(Reuters) – Top Australian department store operator Myer Holdings Ltd <MYR.AX> gave a profit warning on Thursday after a mid-year sale fizzed and efforts to revive the local arm of British fashion chain Topshop failed, sending its shares to a record low.
The operator of 67 department stores said a yearly stocktake sale in June and July was an “important period of profit generation” but weak trading conditions had persisted, meaning underlying net profit would be as low as A$66 million (39.94 million pounds), compared with its A$69 million guidance in May.
It added that it wrote off its one-fifth stake in the Australian franchisee of Topshop after no agreement was reached on a rescue plan with the franchise owner, Philip Green’s Arcadia Group Ltd.

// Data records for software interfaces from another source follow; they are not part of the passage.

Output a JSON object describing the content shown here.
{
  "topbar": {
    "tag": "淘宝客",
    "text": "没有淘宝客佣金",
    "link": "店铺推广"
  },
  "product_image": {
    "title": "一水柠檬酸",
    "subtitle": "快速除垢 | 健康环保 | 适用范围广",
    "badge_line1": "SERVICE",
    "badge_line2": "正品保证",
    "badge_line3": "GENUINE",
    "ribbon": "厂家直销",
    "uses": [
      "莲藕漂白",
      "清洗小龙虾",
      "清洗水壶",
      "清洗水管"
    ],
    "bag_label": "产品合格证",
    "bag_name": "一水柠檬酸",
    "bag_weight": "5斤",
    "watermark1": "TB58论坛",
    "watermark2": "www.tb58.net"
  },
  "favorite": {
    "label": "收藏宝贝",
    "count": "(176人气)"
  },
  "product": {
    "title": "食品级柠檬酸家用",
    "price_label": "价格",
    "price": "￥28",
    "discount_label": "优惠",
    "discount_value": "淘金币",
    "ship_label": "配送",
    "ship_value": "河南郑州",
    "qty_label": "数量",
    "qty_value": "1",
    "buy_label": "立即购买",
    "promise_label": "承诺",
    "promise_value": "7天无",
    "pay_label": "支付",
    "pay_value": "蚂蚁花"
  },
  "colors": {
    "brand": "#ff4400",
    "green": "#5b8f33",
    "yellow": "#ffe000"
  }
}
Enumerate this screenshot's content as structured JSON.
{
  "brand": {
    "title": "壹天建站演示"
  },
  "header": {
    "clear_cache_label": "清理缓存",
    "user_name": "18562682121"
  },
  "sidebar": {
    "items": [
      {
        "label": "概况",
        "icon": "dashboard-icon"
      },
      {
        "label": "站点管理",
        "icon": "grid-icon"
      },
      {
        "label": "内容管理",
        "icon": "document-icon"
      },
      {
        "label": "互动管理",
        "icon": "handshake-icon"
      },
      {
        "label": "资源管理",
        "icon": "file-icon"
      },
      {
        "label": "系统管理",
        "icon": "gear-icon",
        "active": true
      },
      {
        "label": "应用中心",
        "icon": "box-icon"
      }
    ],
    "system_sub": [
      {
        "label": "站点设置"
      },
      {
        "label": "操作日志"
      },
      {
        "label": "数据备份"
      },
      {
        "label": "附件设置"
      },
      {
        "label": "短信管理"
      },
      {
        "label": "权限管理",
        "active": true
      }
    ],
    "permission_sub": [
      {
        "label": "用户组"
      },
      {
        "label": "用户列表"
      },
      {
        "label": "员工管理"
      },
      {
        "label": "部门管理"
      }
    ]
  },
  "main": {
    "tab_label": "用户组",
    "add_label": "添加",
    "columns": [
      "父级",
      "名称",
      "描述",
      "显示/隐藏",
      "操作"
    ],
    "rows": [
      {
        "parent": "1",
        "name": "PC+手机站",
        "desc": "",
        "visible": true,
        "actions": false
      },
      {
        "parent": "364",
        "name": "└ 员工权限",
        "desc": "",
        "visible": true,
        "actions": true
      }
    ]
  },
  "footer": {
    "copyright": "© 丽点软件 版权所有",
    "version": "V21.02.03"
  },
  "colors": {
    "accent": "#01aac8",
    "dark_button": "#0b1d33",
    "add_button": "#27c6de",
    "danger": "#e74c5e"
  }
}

Myer shares were down 11 percent at 72.5 Australian cents by 0411 GMT, their lowest intraday level since listing, while the broader market <.AXJO> was up 0.5 percent. The stock has never traded over the A$4.10 a group of private equity firms sold it for in 2009.
The profit downgrade reflects a perfect storm for Australian department stores: they are fighting fierce competition from global brick-and-mortar “fast fashion” groups such as H & M Hennes & Mauritz <HMb.ST> and also online, while wage stagnation and higher energy prices keep shoppers at home.
The heightened pressures add to the fickleless of the department store business model which in Australia has traditionally relied on demand spikes at Christmas and mid-year winter sales, a pattern which retail data suggests is waning.
“This business requires buoyant, healthy, strong retail conditions to achieve…targets, and it’s just not going to get there,” said David Walker, senior equities analyst at fund manager Clime Asset Management.
Walker listened to an analyst call to decide whether to buy Myer shares but “we just don’t think this is a robust enough business in a weak retail environment”.
A week earlier, South Africa’s Woolworths Holdings <WHLJ.J> warned annual profit could fall by up to 10 percent because of tough trading conditions at its Australian subsidiary, David Jones, a Myer rival department store chain.
Myer added that its deputy chief executive and chief merchandise officer Daniel Bracken has left the company after two and a half years, but did not provide further detail.
(Additional reporting by Shashwat Pradhan in BENGALURU; Editing by Jacqueline Wong)
By Byron Kaye